The task: Please copy each line of the records below that holds the word "Physics".

Provided entries:
################
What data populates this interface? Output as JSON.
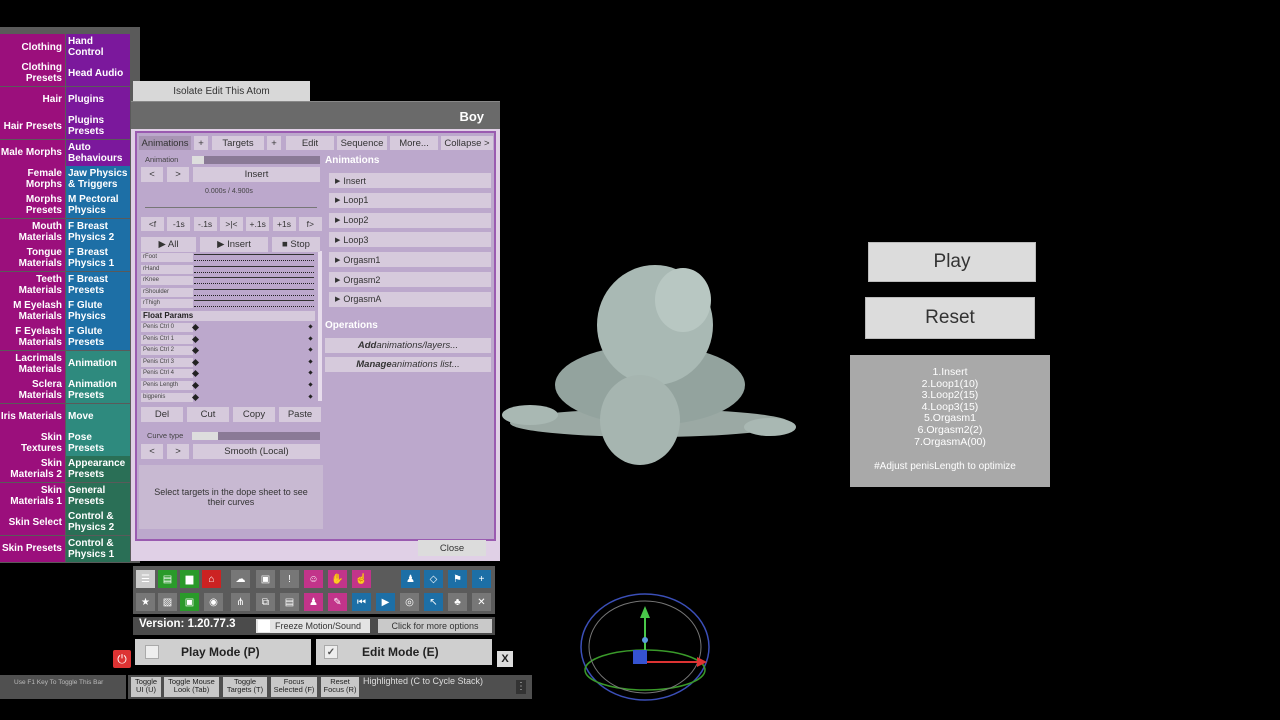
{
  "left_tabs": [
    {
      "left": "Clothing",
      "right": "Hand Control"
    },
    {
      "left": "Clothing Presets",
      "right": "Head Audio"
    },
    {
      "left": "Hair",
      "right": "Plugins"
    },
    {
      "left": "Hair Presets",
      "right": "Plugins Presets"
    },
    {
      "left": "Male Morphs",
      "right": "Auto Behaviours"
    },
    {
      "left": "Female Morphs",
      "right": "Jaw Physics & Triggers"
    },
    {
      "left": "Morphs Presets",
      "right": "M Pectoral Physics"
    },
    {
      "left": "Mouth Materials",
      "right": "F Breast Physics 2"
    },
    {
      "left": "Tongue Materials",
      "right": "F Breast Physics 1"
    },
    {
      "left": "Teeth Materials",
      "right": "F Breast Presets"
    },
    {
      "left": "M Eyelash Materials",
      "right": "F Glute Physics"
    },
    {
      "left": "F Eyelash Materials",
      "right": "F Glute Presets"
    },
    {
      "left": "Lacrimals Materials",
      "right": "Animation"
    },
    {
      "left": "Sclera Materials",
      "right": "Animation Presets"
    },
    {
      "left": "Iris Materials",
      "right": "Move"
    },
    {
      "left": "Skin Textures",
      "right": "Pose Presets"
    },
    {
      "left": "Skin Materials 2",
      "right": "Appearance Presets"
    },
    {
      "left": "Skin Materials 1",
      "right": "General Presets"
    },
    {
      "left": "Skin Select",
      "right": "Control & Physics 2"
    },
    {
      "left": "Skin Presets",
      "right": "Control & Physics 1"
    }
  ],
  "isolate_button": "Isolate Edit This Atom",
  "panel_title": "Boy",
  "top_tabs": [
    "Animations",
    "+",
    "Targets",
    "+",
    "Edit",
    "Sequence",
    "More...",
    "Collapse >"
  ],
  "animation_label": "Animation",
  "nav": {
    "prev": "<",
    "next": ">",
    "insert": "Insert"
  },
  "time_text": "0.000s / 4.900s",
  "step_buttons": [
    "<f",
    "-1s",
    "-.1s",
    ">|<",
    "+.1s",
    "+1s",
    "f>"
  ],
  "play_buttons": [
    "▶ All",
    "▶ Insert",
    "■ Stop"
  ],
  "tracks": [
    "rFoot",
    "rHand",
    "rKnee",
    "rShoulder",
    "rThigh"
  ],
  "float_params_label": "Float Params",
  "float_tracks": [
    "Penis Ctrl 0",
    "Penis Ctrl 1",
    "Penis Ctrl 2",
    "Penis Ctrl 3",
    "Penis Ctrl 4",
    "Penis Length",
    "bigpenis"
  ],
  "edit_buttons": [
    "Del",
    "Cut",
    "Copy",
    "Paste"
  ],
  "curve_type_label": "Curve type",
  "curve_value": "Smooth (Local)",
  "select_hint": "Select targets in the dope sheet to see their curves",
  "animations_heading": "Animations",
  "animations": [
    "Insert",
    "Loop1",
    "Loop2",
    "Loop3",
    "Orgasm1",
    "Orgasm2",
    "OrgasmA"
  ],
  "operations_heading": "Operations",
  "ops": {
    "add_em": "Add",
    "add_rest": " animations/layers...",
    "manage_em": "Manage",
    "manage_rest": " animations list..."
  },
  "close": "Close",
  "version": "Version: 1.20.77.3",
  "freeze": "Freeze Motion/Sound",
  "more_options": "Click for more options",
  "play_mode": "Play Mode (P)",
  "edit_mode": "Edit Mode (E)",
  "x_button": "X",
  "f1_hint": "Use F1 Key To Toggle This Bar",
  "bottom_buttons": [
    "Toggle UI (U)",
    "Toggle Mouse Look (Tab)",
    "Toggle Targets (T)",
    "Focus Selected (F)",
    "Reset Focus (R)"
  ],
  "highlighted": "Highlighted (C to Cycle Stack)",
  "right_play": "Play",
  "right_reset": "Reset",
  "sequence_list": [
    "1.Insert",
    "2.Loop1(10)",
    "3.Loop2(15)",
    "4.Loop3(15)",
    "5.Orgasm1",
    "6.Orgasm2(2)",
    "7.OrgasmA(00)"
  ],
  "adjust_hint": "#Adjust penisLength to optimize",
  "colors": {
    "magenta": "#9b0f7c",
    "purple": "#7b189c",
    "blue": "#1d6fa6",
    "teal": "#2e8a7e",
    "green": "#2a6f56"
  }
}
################
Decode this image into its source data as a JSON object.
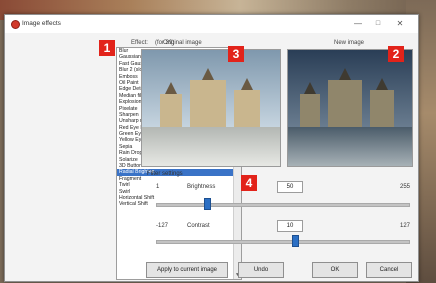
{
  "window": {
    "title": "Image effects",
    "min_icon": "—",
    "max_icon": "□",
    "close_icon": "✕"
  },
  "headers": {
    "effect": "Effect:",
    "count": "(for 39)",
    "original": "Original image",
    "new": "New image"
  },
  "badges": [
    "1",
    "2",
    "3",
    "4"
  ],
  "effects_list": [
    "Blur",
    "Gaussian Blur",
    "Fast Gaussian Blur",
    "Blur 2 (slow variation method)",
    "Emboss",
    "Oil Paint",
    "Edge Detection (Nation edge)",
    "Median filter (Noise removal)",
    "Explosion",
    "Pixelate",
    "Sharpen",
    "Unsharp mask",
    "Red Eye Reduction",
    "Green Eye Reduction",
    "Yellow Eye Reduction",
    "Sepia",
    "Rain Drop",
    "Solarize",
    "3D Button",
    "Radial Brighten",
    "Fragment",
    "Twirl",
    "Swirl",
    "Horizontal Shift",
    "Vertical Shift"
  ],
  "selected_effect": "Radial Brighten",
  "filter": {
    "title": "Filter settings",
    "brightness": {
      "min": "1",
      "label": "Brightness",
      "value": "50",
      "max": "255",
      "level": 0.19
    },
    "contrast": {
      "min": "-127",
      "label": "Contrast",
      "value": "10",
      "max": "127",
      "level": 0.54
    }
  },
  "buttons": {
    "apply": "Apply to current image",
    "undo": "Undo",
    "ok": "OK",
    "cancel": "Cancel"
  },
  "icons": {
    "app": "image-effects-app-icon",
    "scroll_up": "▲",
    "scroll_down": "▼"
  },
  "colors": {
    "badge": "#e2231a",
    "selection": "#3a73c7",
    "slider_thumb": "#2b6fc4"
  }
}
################
Solution to the exercise:
      "right": "Jaw Physics & Triggers"
      "right": "M Pectoral Physics"
      "right": "F Breast Physics 2"
      "right": "F Breast Physics 1"
      "right": "F Glute Physics"
      "right": "Control & Physics 2"
      "right": "Control & Physics 1"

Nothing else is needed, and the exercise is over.